— Stepdad

A. The smartest thing you can do is speak to an attorney to make sure you are protected against these student loan repayments.

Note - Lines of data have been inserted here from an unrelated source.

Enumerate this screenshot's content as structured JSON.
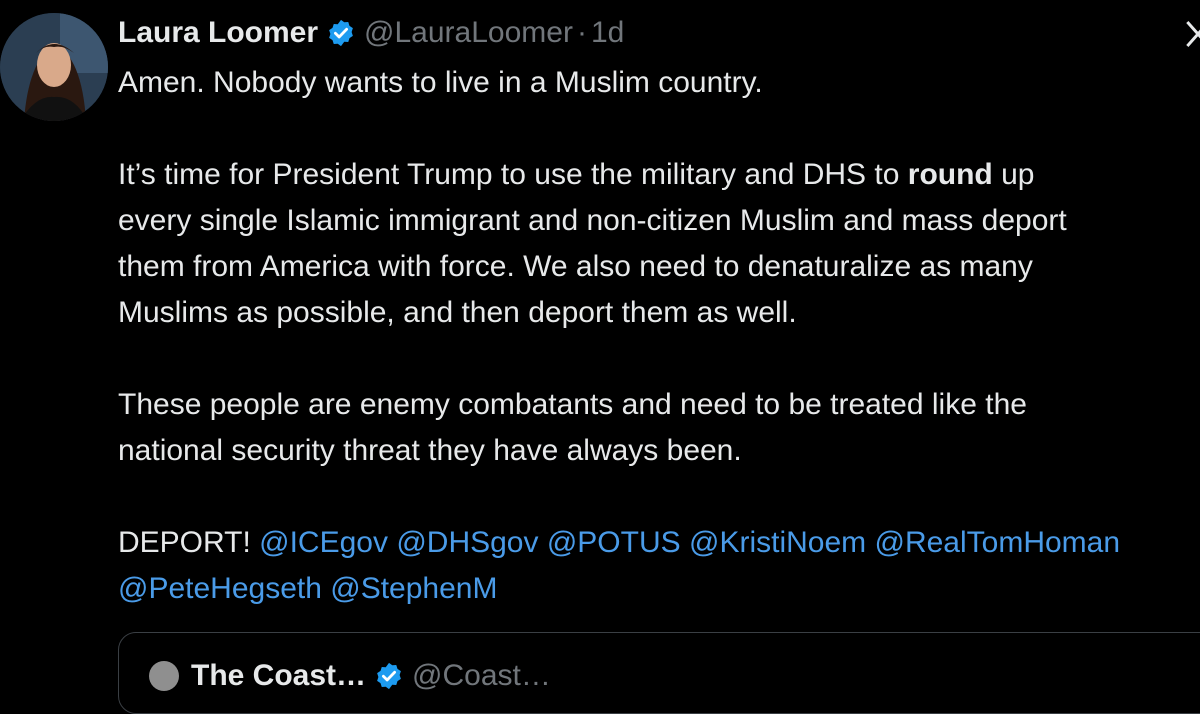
{
  "author": {
    "name": "Laura Loomer",
    "handle": "@LauraLoomer",
    "separator": "·",
    "time": "1d",
    "verified_icon": "verified-badge-icon",
    "verified_color": "#1d9bf0"
  },
  "tweet": {
    "p1": "Amen. Nobody wants to live in a Muslim country.",
    "p2_l1_a": "It’s time for President Trump to use the military and DHS to ",
    "p2_l1_bold": "round",
    "p2_l1_b": " up",
    "p2_l2": "every single Islamic immigrant and non-citizen Muslim and mass deport",
    "p2_l3": "them from America with force. We also need to denaturalize as many",
    "p2_l4": "Muslims as possible, and then deport them as well.",
    "p3_l1": "These people are enemy combatants and need to be treated like the",
    "p3_l2": "national security threat they have always been.",
    "p4_prefix": "DEPORT! ",
    "mentions_line1": [
      "@ICEgov",
      "@DHSgov",
      "@POTUS",
      "@KristiNoem",
      "@RealTomHoman"
    ],
    "mentions_line2": [
      "@PeteHegseth",
      "@StephenM"
    ]
  },
  "quoted": {
    "name": "The Coast…",
    "handle": "@Coast…"
  },
  "colors": {
    "background": "#000000",
    "text": "#e7e9ea",
    "muted": "#71767b",
    "link": "#4a9be8"
  }
}
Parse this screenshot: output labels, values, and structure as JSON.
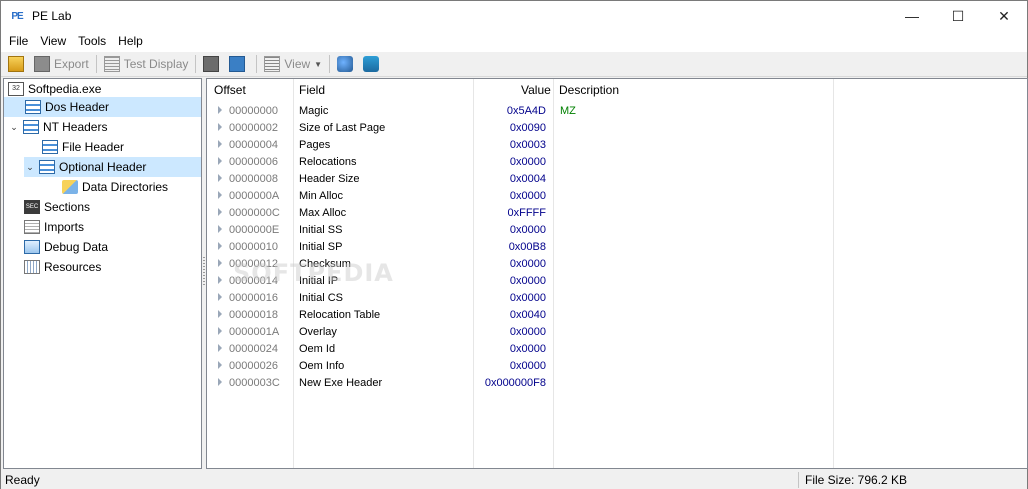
{
  "window": {
    "title": "PE Lab",
    "app_icon": "PE",
    "minimize": "—",
    "maximize": "☐",
    "close": "✕"
  },
  "menu": [
    "File",
    "View",
    "Tools",
    "Help"
  ],
  "toolbar": {
    "export_label": "Export",
    "test_display_label": "Test Display",
    "view_label": "View"
  },
  "tree": {
    "root": "Softpedia.exe",
    "dos_header": "Dos Header",
    "nt_headers": "NT Headers",
    "file_header": "File Header",
    "optional_header": "Optional Header",
    "data_directories": "Data Directories",
    "sections": "Sections",
    "imports": "Imports",
    "debug_data": "Debug Data",
    "resources": "Resources",
    "root_icon": "32"
  },
  "grid": {
    "headers": {
      "offset": "Offset",
      "field": "Field",
      "value": "Value",
      "description": "Description"
    },
    "rows": [
      {
        "offset": "00000000",
        "field": "Magic",
        "value": "0x5A4D",
        "description": "MZ"
      },
      {
        "offset": "00000002",
        "field": "Size of Last Page",
        "value": "0x0090",
        "description": ""
      },
      {
        "offset": "00000004",
        "field": "Pages",
        "value": "0x0003",
        "description": ""
      },
      {
        "offset": "00000006",
        "field": "Relocations",
        "value": "0x0000",
        "description": ""
      },
      {
        "offset": "00000008",
        "field": "Header Size",
        "value": "0x0004",
        "description": ""
      },
      {
        "offset": "0000000A",
        "field": "Min Alloc",
        "value": "0x0000",
        "description": ""
      },
      {
        "offset": "0000000C",
        "field": "Max Alloc",
        "value": "0xFFFF",
        "description": ""
      },
      {
        "offset": "0000000E",
        "field": "Initial SS",
        "value": "0x0000",
        "description": ""
      },
      {
        "offset": "00000010",
        "field": "Initial SP",
        "value": "0x00B8",
        "description": ""
      },
      {
        "offset": "00000012",
        "field": "Checksum",
        "value": "0x0000",
        "description": ""
      },
      {
        "offset": "00000014",
        "field": "Initial IP",
        "value": "0x0000",
        "description": ""
      },
      {
        "offset": "00000016",
        "field": "Initial CS",
        "value": "0x0000",
        "description": ""
      },
      {
        "offset": "00000018",
        "field": "Relocation Table",
        "value": "0x0040",
        "description": ""
      },
      {
        "offset": "0000001A",
        "field": "Overlay",
        "value": "0x0000",
        "description": ""
      },
      {
        "offset": "00000024",
        "field": "Oem Id",
        "value": "0x0000",
        "description": ""
      },
      {
        "offset": "00000026",
        "field": "Oem Info",
        "value": "0x0000",
        "description": ""
      },
      {
        "offset": "0000003C",
        "field": "New Exe Header",
        "value": "0x000000F8",
        "description": ""
      }
    ]
  },
  "status": {
    "left": "Ready",
    "right": "File Size: 796.2 KB"
  },
  "watermark": "SOFTPEDIA",
  "colors": {
    "value_text": "#00008b",
    "description_text": "#008000",
    "selection": "#cce8ff"
  }
}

Because your personal situation has many moving parts, we don’t want to steer you in the wrong direction.

But we want to offer a couple of ideas.

First, consider filing as “married filing separately” in the future.

“This way, nothing comes back at the husband,” said Michael Karu, a certified public accountant with Levine, Jacobs & Co. in Livingston. “Of course, there is additional income tax, but it comes with peace of mind.”

Then, assuming you’re no longer working and you’re paying taxes through estimates or withholding on pension benefits, you can reduce the estimated payments to minimize or eliminate the refund.

“While there may be interest or penalties, it is likely to be less than any amounts due on the student loans if he is found to be liable for their repayment,” Karu said.

And finally, Karu said, tell your stepdaughter it’s time to get a job, assuming she is able to work.

Email your questions to moc.p1558566776leHye1558566776noMJN1558566776@ksA1558566776.